**Problem statement**:
All of the records below are to be output exactly; no image belongs in the result.

--------------------

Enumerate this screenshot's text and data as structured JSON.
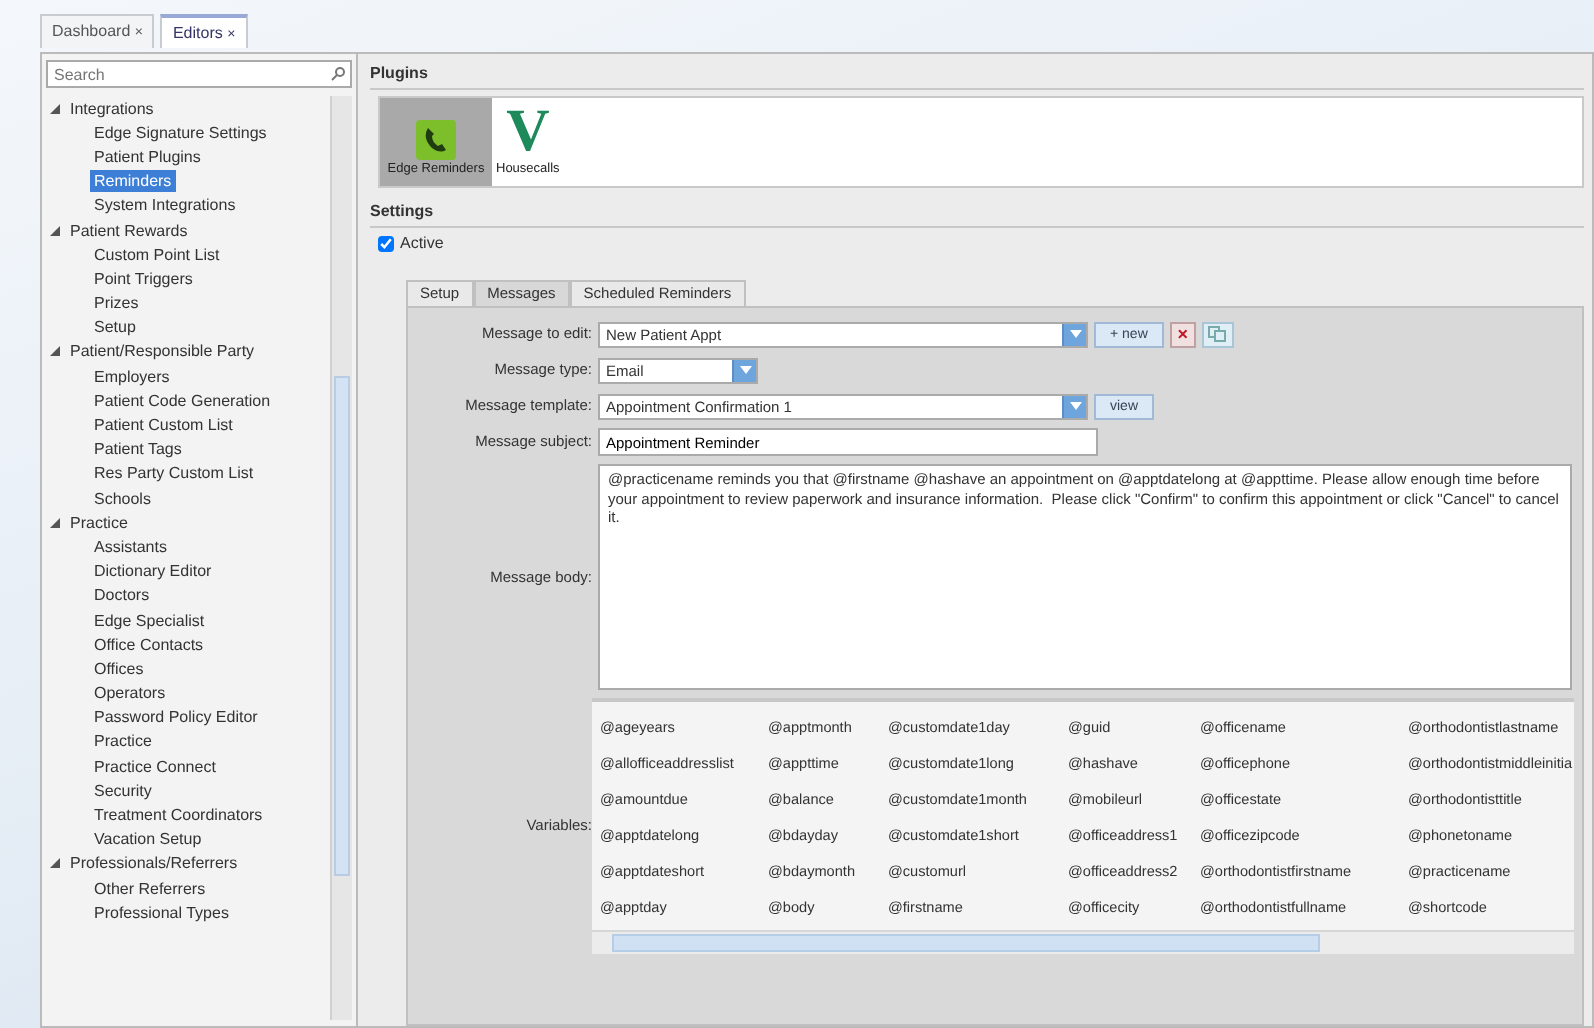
{
  "doc_tabs": [
    {
      "label": "Dashboard",
      "close": "×",
      "selected": false
    },
    {
      "label": "Editors",
      "close": "×",
      "selected": true
    }
  ],
  "search": {
    "placeholder": "Search"
  },
  "tree": [
    {
      "label": "Integrations",
      "expanded": true,
      "children": [
        {
          "label": "Edge Signature Settings",
          "selected": false
        },
        {
          "label": "Patient Plugins",
          "selected": false
        },
        {
          "label": "Reminders",
          "selected": true
        },
        {
          "label": "System Integrations",
          "selected": false
        }
      ]
    },
    {
      "label": "Patient Rewards",
      "expanded": true,
      "children": [
        {
          "label": "Custom Point List",
          "selected": false
        },
        {
          "label": "Point Triggers",
          "selected": false
        },
        {
          "label": "Prizes",
          "selected": false
        },
        {
          "label": "Setup",
          "selected": false
        }
      ]
    },
    {
      "label": "Patient/Responsible Party",
      "expanded": true,
      "children": [
        {
          "label": "Employers",
          "selected": false
        },
        {
          "label": "Patient Code Generation",
          "selected": false
        },
        {
          "label": "Patient Custom List",
          "selected": false
        },
        {
          "label": "Patient Tags",
          "selected": false
        },
        {
          "label": "Res Party Custom List",
          "selected": false
        },
        {
          "label": "Schools",
          "selected": false
        }
      ]
    },
    {
      "label": "Practice",
      "expanded": true,
      "children": [
        {
          "label": "Assistants",
          "selected": false
        },
        {
          "label": "Dictionary Editor",
          "selected": false
        },
        {
          "label": "Doctors",
          "selected": false
        },
        {
          "label": "Edge Specialist",
          "selected": false
        },
        {
          "label": "Office Contacts",
          "selected": false
        },
        {
          "label": "Offices",
          "selected": false
        },
        {
          "label": "Operators",
          "selected": false
        },
        {
          "label": "Password Policy Editor",
          "selected": false
        },
        {
          "label": "Practice",
          "selected": false
        },
        {
          "label": "Practice Connect",
          "selected": false
        },
        {
          "label": "Security",
          "selected": false
        },
        {
          "label": "Treatment Coordinators",
          "selected": false
        },
        {
          "label": "Vacation Setup",
          "selected": false
        }
      ]
    },
    {
      "label": "Professionals/Referrers",
      "expanded": true,
      "children": [
        {
          "label": "Other Referrers",
          "selected": false
        },
        {
          "label": "Professional Types",
          "selected": false
        }
      ]
    }
  ],
  "plugins": {
    "title": "Plugins",
    "items": [
      {
        "label": "Edge Reminders",
        "kind": "phone",
        "selected": true
      },
      {
        "label": "Housecalls",
        "kind": "letter",
        "logo_text": "V",
        "selected": false
      }
    ]
  },
  "settings": {
    "title": "Settings",
    "active": {
      "label": "Active",
      "checked": true
    },
    "tabs": [
      {
        "label": "Setup",
        "selected": false
      },
      {
        "label": "Messages",
        "selected": true
      },
      {
        "label": "Scheduled Reminders",
        "selected": false
      }
    ],
    "form": [
      {
        "kind": "dropdown",
        "label": "Message to edit:",
        "value": "New Patient Appt",
        "buttons": [
          {
            "kind": "text",
            "label": "+ new"
          },
          {
            "kind": "delete",
            "label": "×"
          },
          {
            "kind": "copy"
          }
        ]
      },
      {
        "kind": "short_dropdown",
        "label": "Message type:",
        "value": "Email"
      },
      {
        "kind": "dropdown",
        "label": "Message template:",
        "value": "Appointment Confirmation 1",
        "buttons": [
          {
            "kind": "text",
            "label": "view"
          }
        ]
      },
      {
        "kind": "text",
        "label": "Message subject:",
        "value": "Appointment Reminder"
      },
      {
        "kind": "body",
        "label": "Message body:",
        "value": "@practicename reminds you that @firstname @hashave an appointment on @apptdatelong at @appttime. Please allow enough time before your appointment to review paperwork and insurance information.  Please click \"Confirm\" to confirm this appointment or click \"Cancel\" to cancel it."
      }
    ],
    "variables": {
      "label": "Variables:",
      "columns": [
        [
          "@ageyears",
          "@allofficeaddresslist",
          "@amountdue",
          "@apptdatelong",
          "@apptdateshort",
          "@apptday"
        ],
        [
          "@apptmonth",
          "@appttime",
          "@balance",
          "@bdayday",
          "@bdaymonth",
          "@body"
        ],
        [
          "@customdate1day",
          "@customdate1long",
          "@customdate1month",
          "@customdate1short",
          "@customurl",
          "@firstname"
        ],
        [
          "@guid",
          "@hashave",
          "@mobileurl",
          "@officeaddress1",
          "@officeaddress2",
          "@officecity"
        ],
        [
          "@officename",
          "@officephone",
          "@officestate",
          "@officezipcode",
          "@orthodontistfirstname",
          "@orthodontistfullname"
        ],
        [
          "@orthodontistlastname",
          "@orthodontistmiddleinitia",
          "@orthodontisttitle",
          "@phonetoname",
          "@practicename",
          "@shortcode"
        ]
      ]
    }
  }
}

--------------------

**Result of this exercise**:
Enumerate this screenshot's text and data as structured JSON.
{
  "doc_tabs": [
    {
      "label": "Dashboard",
      "close": "×",
      "selected": false
    },
    {
      "label": "Editors",
      "close": "×",
      "selected": true
    }
  ],
  "search": {
    "placeholder": "Search"
  },
  "tree": [
    {
      "label": "Integrations",
      "expanded": true,
      "children": [
        {
          "label": "Edge Signature Settings",
          "selected": false
        },
        {
          "label": "Patient Plugins",
          "selected": false
        },
        {
          "label": "Reminders",
          "selected": true
        },
        {
          "label": "System Integrations",
          "selected": false
        }
      ]
    },
    {
      "label": "Patient Rewards",
      "expanded": true,
      "children": [
        {
          "label": "Custom Point List",
          "selected": false
        },
        {
          "label": "Point Triggers",
          "selected": false
        },
        {
          "label": "Prizes",
          "selected": false
        },
        {
          "label": "Setup",
          "selected": false
        }
      ]
    },
    {
      "label": "Patient/Responsible Party",
      "expanded": true,
      "children": [
        {
          "label": "Employers",
          "selected": false
        },
        {
          "label": "Patient Code Generation",
          "selected": false
        },
        {
          "label": "Patient Custom List",
          "selected": false
        },
        {
          "label": "Patient Tags",
          "selected": false
        },
        {
          "label": "Res Party Custom List",
          "selected": false
        },
        {
          "label": "Schools",
          "selected": false
        }
      ]
    },
    {
      "label": "Practice",
      "expanded": true,
      "children": [
        {
          "label": "Assistants",
          "selected": false
        },
        {
          "label": "Dictionary Editor",
          "selected": false
        },
        {
          "label": "Doctors",
          "selected": false
        },
        {
          "label": "Edge Specialist",
          "selected": false
        },
        {
          "label": "Office Contacts",
          "selected": false
        },
        {
          "label": "Offices",
          "selected": false
        },
        {
          "label": "Operators",
          "selected": false
        },
        {
          "label": "Password Policy Editor",
          "selected": false
        },
        {
          "label": "Practice",
          "selected": false
        },
        {
          "label": "Practice Connect",
          "selected": false
        },
        {
          "label": "Security",
          "selected": false
        },
        {
          "label": "Treatment Coordinators",
          "selected": false
        },
        {
          "label": "Vacation Setup",
          "selected": false
        }
      ]
    },
    {
      "label": "Professionals/Referrers",
      "expanded": true,
      "children": [
        {
          "label": "Other Referrers",
          "selected": false
        },
        {
          "label": "Professional Types",
          "selected": false
        }
      ]
    }
  ],
  "plugins": {
    "title": "Plugins",
    "items": [
      {
        "label": "Edge Reminders",
        "kind": "phone",
        "selected": true
      },
      {
        "label": "Housecalls",
        "kind": "letter",
        "logo_text": "V",
        "selected": false
      }
    ]
  },
  "settings": {
    "title": "Settings",
    "active": {
      "label": "Active",
      "checked": true
    },
    "tabs": [
      {
        "label": "Setup",
        "selected": false
      },
      {
        "label": "Messages",
        "selected": true
      },
      {
        "label": "Scheduled Reminders",
        "selected": false
      }
    ],
    "form": [
      {
        "kind": "dropdown",
        "label": "Message to edit:",
        "value": "New Patient Appt",
        "buttons": [
          {
            "kind": "text",
            "label": "+ new"
          },
          {
            "kind": "delete",
            "label": "×"
          },
          {
            "kind": "copy"
          }
        ]
      },
      {
        "kind": "short_dropdown",
        "label": "Message type:",
        "value": "Email"
      },
      {
        "kind": "dropdown",
        "label": "Message template:",
        "value": "Appointment Confirmation 1",
        "buttons": [
          {
            "kind": "text",
            "label": "view"
          }
        ]
      },
      {
        "kind": "text",
        "label": "Message subject:",
        "value": "Appointment Reminder"
      },
      {
        "kind": "body",
        "label": "Message body:",
        "value": "@practicename reminds you that @firstname @hashave an appointment on @apptdatelong at @appttime. Please allow enough time before your appointment to review paperwork and insurance information.  Please click \"Confirm\" to confirm this appointment or click \"Cancel\" to cancel it."
      }
    ],
    "variables": {
      "label": "Variables:",
      "columns": [
        [
          "@ageyears",
          "@allofficeaddresslist",
          "@amountdue",
          "@apptdatelong",
          "@apptdateshort",
          "@apptday"
        ],
        [
          "@apptmonth",
          "@appttime",
          "@balance",
          "@bdayday",
          "@bdaymonth",
          "@body"
        ],
        [
          "@customdate1day",
          "@customdate1long",
          "@customdate1month",
          "@customdate1short",
          "@customurl",
          "@firstname"
        ],
        [
          "@guid",
          "@hashave",
          "@mobileurl",
          "@officeaddress1",
          "@officeaddress2",
          "@officecity"
        ],
        [
          "@officename",
          "@officephone",
          "@officestate",
          "@officezipcode",
          "@orthodontistfirstname",
          "@orthodontistfullname"
        ],
        [
          "@orthodontistlastname",
          "@orthodontistmiddleinitia",
          "@orthodontisttitle",
          "@phonetoname",
          "@practicename",
          "@shortcode"
        ]
      ]
    }
  }
}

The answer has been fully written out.